17 17 Adaptive Traffic Management can apply QAT dynamically, based on the changing speed of the subscriber s connection. For example, if a subscriber s connection speed slows, the system automatically increases the compression level of the video to reduce required bandwidth and prevent stalling. This type of dynamic QAT is referred to as Dynamic Bandwidth Shaping (DBS). In all cases, Adaptive Traffic Management delivers videos and web objects at the appropriate levels of compression based on policy inputs, subscriber QoE and the condition of the RAN. In this way, Adaptive Traffic Management helps maintain the highest possible QoE for all subscribers and expands network capacity by up to 50%. Content Caching Content caching involves storing streaming and progressive download video and web content relatively close to the subscriber, helping MNOs eliminate the impact of content server delays, decrease the volume of internet traffic and reduce the required hardware footprint.
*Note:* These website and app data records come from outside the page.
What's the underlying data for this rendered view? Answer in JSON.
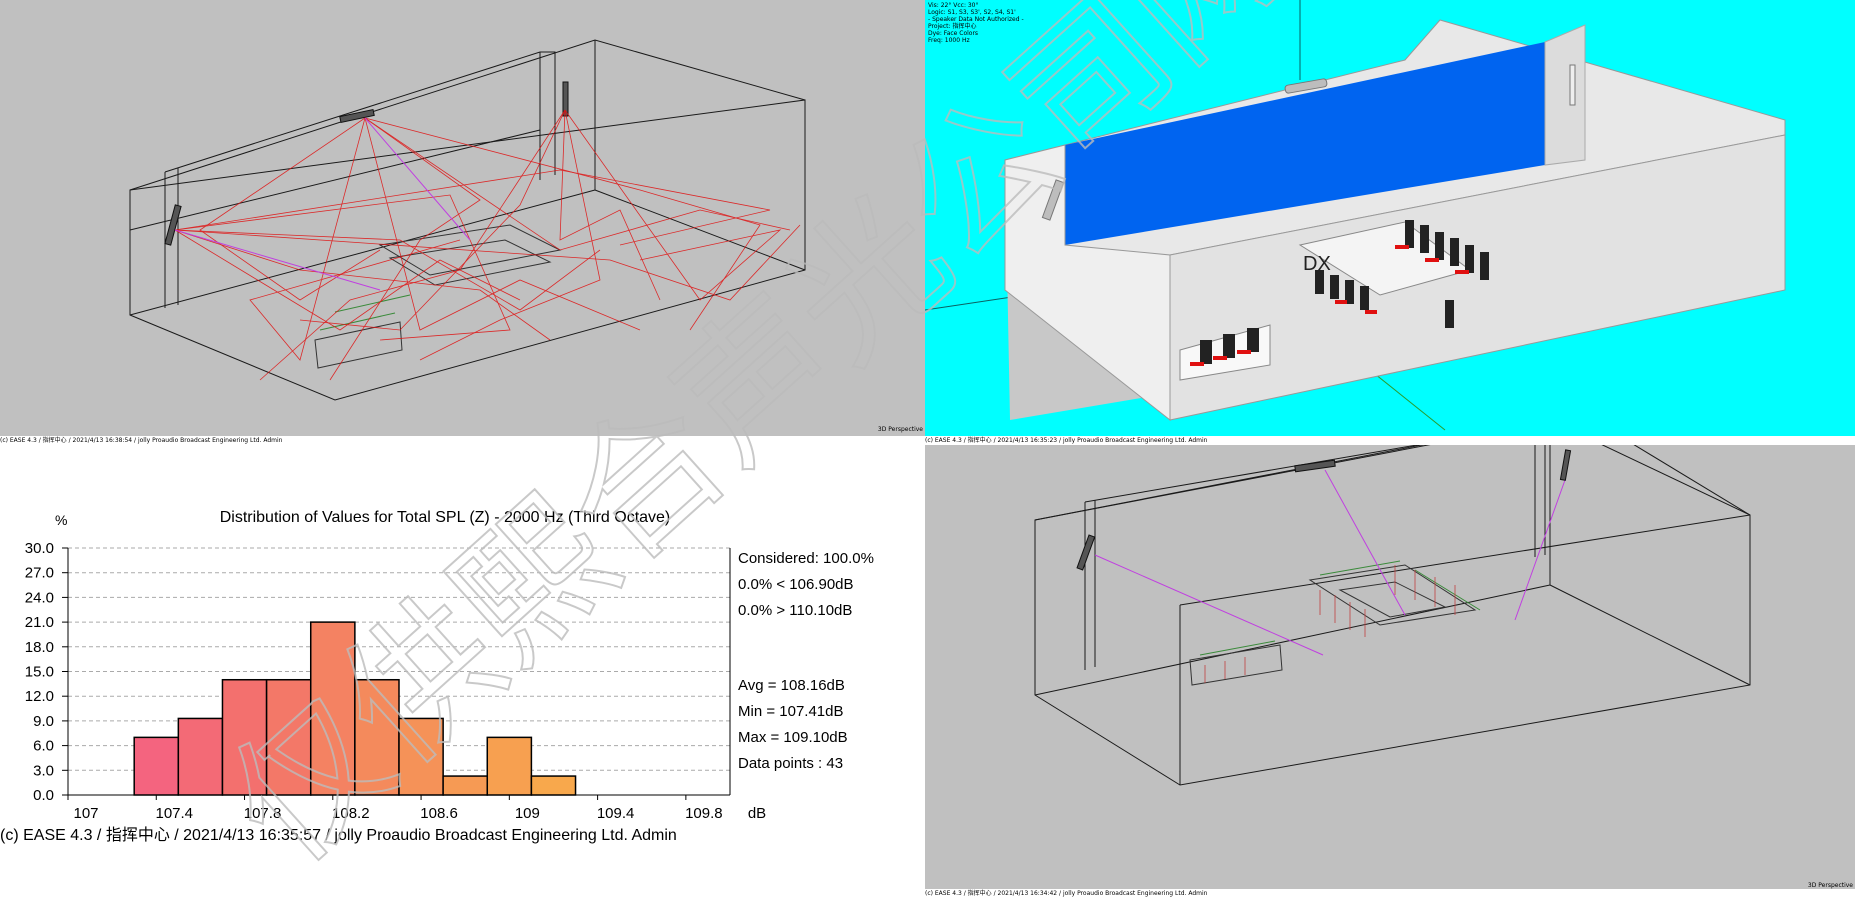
{
  "views": {
    "top_left": {
      "status": "(c) EASE 4.3 / 指挥中心 / 2021/4/13 16:38:54 / jolly Proaudio Broadcast Engineering Ltd. Admin",
      "corner": "3D Perspective"
    },
    "top_right": {
      "status": "(c) EASE 4.3 / 指挥中心 / 2021/4/13 16:35:23 / jolly Proaudio Broadcast Engineering Ltd. Admin",
      "info": [
        "Vis: 22°  Vcc: 30°",
        "Logic: S1, S3, S3', S2, S4, S1'",
        "- Speaker Data Not Authorized -",
        "Project: 指挥中心",
        "Dye: Face Colors",
        "Freq: 1000 Hz"
      ],
      "room_label": "DX"
    },
    "bottom_right": {
      "status": "(c) EASE 4.3 / 指挥中心 / 2021/4/13 16:34:42 / jolly Proaudio Broadcast Engineering Ltd. Admin",
      "corner": "3D Perspective"
    },
    "histogram": {
      "footer": "(c) EASE 4.3 / 指挥中心  / 2021/4/13 16:35:57 / jolly Proaudio Broadcast Engineering Ltd. Admin",
      "stats_top": [
        "Considered: 100.0%",
        "0.0% < 106.90dB",
        "0.0% > 110.10dB"
      ],
      "stats_bottom": [
        "Avg = 108.16dB",
        "Min = 107.41dB",
        "Max = 109.10dB",
        "Data points : 43"
      ]
    }
  },
  "watermark": "仅供熙合声光公司网站使用",
  "colors": {
    "cyan_bg": "#00ffff",
    "gray_bg": "#c0c0c0",
    "blue_wall": "#0064f0",
    "ray": "#e01010",
    "ray_direct": "#c040e0"
  },
  "chart_data": {
    "type": "bar",
    "title": "Distribution of Values for Total SPL (Z)  - 2000 Hz (Third Octave)",
    "ylabel": "%",
    "xlabel": "dB",
    "ylim": [
      0,
      30
    ],
    "yticks": [
      "30.0",
      "27.0",
      "24.0",
      "21.0",
      "18.0",
      "15.0",
      "12.0",
      "9.0",
      "6.0",
      "3.0",
      "0.0"
    ],
    "xlim": [
      107,
      110
    ],
    "xticks": [
      "107",
      "107.4",
      "107.8",
      "108.2",
      "108.6",
      "109",
      "109.4",
      "109.8"
    ],
    "bin_width": 0.2,
    "bins": [
      {
        "x": 107.4,
        "value": 7.0,
        "color": "#f4647f"
      },
      {
        "x": 107.6,
        "value": 9.3,
        "color": "#f36a76"
      },
      {
        "x": 107.8,
        "value": 14.0,
        "color": "#f3706e"
      },
      {
        "x": 108.0,
        "value": 14.0,
        "color": "#f37868"
      },
      {
        "x": 108.2,
        "value": 21.0,
        "color": "#f48262"
      },
      {
        "x": 108.4,
        "value": 14.0,
        "color": "#f48a5c"
      },
      {
        "x": 108.6,
        "value": 9.3,
        "color": "#f59258"
      },
      {
        "x": 108.8,
        "value": 2.3,
        "color": "#f69a54"
      },
      {
        "x": 109.0,
        "value": 7.0,
        "color": "#f7a050"
      },
      {
        "x": 109.2,
        "value": 2.3,
        "color": "#f8a84c"
      }
    ]
  }
}
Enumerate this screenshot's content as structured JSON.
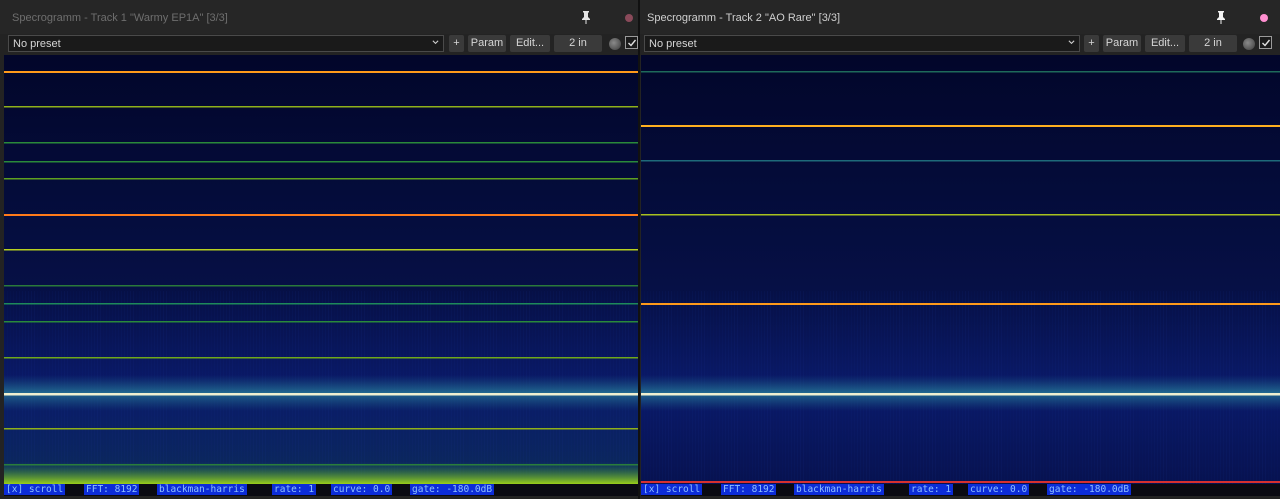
{
  "panels": [
    {
      "title": "Specrogramm - Track 1 \"Warmy EP1A\" [3/3]",
      "preset": "No preset",
      "buttons": {
        "add": "+",
        "param": "Param",
        "edit": "Edit...",
        "io": "2 in"
      },
      "status": {
        "scroll": "[x] scroll",
        "fft": "FFT: 8192",
        "window": "blackman-harris",
        "rate": "rate: 1",
        "curve": "curve: 0.0",
        "gate": "gate: -180.0dB"
      },
      "accent_dot": "#8a4a5a"
    },
    {
      "title": "Specrogramm - Track 2 \"AO Rare\" [3/3]",
      "preset": "No preset",
      "buttons": {
        "add": "+",
        "param": "Param",
        "edit": "Edit...",
        "io": "2 in"
      },
      "status": {
        "scroll": "[x] scroll",
        "fft": "FFT: 8192",
        "window": "blackman-harris",
        "rate": "rate: 1",
        "curve": "curve: 0.0",
        "gate": "gate: -180.0dB"
      },
      "accent_dot": "#ff8fd0"
    }
  ],
  "colors": {
    "status_bg": "#0c2cd8",
    "status_fg": "#8ec0ff",
    "spectrogram_bg": "#050a3a"
  }
}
Although caching is simple in principle, to be effective it must be: Transparent: Content server changes must not impair caching, and caching must not impair content server functions, such as traffic measurement or advertising Effective: Popular videos should be cached using algorithms that maximize the cache hit rate while balancing storage requirements Efficient: Videos should be saved to the cache only during subscriber downloads, avoiding the creation of additional traffic on the internet backhaul for a video that few subscribers view in its entirety In this way, caching accelerates video content delivery to ensure smooth viewing without interruptions or buffering delays. Serving videos from the cache eliminates the several seconds of delay introduced by the content server and internet peering links. It also reduces bandwidth use and costs of peering and transit links, as video downloads are served more frequently by the local cache rather than by out-ofnetwork servers.